"""

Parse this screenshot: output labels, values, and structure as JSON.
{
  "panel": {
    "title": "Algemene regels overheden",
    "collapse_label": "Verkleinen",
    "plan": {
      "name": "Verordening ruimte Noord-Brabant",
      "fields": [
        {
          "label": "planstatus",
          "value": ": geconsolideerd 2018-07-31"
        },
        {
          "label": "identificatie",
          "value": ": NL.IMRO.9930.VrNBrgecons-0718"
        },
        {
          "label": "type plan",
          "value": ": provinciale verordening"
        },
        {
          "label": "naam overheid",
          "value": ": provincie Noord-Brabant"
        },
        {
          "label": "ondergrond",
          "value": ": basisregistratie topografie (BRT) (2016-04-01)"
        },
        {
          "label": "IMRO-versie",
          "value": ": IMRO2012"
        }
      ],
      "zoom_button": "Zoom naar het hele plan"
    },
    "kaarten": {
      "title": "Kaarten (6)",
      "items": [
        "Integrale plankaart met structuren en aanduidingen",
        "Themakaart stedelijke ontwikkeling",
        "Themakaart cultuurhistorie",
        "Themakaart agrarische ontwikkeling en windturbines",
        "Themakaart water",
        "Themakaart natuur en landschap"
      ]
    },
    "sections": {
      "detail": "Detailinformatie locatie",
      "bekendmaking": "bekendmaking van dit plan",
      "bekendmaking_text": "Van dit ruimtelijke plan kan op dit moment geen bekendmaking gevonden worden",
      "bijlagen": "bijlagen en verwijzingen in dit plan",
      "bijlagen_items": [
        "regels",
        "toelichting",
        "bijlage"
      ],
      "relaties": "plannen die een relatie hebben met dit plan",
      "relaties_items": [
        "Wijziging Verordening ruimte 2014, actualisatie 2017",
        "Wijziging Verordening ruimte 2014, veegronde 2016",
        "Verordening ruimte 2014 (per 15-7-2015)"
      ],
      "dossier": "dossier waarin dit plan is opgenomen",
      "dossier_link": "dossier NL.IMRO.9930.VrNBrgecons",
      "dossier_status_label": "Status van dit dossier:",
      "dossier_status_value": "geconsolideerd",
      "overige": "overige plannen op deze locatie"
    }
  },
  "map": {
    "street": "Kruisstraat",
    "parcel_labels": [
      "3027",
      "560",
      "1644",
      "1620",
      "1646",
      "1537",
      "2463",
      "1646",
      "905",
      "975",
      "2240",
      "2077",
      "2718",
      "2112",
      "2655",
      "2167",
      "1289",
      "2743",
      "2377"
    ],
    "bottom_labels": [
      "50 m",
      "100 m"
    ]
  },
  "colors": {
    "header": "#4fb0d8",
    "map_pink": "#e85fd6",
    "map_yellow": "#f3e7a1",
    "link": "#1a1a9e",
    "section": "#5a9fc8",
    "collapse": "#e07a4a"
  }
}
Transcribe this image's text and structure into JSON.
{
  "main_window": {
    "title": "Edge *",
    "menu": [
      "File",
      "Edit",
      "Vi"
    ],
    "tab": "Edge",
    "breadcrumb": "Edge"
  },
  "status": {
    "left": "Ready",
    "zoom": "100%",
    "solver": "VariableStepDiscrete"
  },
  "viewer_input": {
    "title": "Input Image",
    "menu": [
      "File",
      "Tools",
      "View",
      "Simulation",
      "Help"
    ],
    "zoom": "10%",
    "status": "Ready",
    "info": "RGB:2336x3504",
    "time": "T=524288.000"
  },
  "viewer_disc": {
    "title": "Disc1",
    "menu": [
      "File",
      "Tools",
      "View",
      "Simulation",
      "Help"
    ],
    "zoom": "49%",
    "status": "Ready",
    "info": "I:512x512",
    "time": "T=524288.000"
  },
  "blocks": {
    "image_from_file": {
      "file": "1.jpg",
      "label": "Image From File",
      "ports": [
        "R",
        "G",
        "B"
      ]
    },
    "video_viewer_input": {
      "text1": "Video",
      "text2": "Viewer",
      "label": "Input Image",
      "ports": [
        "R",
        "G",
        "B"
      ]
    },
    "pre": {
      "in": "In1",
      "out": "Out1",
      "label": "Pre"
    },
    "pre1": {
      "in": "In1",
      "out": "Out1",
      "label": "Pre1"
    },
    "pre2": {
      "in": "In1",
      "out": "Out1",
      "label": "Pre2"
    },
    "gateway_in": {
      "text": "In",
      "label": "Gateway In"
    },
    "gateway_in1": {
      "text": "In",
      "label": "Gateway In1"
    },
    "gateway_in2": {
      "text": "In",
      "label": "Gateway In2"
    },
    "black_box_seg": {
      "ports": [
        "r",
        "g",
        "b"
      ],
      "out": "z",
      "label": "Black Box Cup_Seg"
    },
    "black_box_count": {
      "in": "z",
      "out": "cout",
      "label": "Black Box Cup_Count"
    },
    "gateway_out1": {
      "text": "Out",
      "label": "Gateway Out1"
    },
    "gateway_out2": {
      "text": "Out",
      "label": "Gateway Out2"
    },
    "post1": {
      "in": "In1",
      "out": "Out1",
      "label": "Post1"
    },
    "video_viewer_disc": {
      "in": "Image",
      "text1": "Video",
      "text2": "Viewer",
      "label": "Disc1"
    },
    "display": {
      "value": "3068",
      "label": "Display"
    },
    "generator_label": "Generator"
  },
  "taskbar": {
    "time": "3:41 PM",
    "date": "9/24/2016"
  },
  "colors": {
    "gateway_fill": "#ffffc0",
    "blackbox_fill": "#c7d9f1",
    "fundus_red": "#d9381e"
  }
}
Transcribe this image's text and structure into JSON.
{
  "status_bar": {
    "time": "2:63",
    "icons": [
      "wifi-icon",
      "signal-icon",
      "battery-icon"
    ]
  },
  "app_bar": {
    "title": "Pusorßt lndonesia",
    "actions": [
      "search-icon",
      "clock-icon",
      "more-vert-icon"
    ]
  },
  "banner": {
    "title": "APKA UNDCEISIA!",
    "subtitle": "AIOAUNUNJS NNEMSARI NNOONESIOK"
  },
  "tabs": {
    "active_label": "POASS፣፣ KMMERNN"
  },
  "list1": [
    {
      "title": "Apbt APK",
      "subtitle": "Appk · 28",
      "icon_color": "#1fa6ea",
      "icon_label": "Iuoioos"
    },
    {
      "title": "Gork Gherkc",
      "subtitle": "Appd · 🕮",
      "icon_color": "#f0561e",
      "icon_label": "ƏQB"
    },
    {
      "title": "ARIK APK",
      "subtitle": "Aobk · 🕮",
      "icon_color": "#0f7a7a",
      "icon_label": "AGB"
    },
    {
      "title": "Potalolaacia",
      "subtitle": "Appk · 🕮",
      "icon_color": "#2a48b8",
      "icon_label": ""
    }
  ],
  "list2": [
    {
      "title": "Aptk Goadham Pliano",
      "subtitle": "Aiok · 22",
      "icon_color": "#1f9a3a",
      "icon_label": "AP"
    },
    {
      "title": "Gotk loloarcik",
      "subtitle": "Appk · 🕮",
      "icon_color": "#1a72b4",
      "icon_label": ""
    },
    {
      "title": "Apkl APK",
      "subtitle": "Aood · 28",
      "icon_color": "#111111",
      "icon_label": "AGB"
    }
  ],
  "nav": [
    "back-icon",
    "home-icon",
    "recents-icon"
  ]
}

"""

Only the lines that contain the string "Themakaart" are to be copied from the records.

RESPONSE FOR THIS EXERCISE:
        "Themakaart stedelijke ontwikkeling",
        "Themakaart cultuurhistorie",
        "Themakaart agrarische ontwikkeling en windturbines",
        "Themakaart water",
        "Themakaart natuur en landschap"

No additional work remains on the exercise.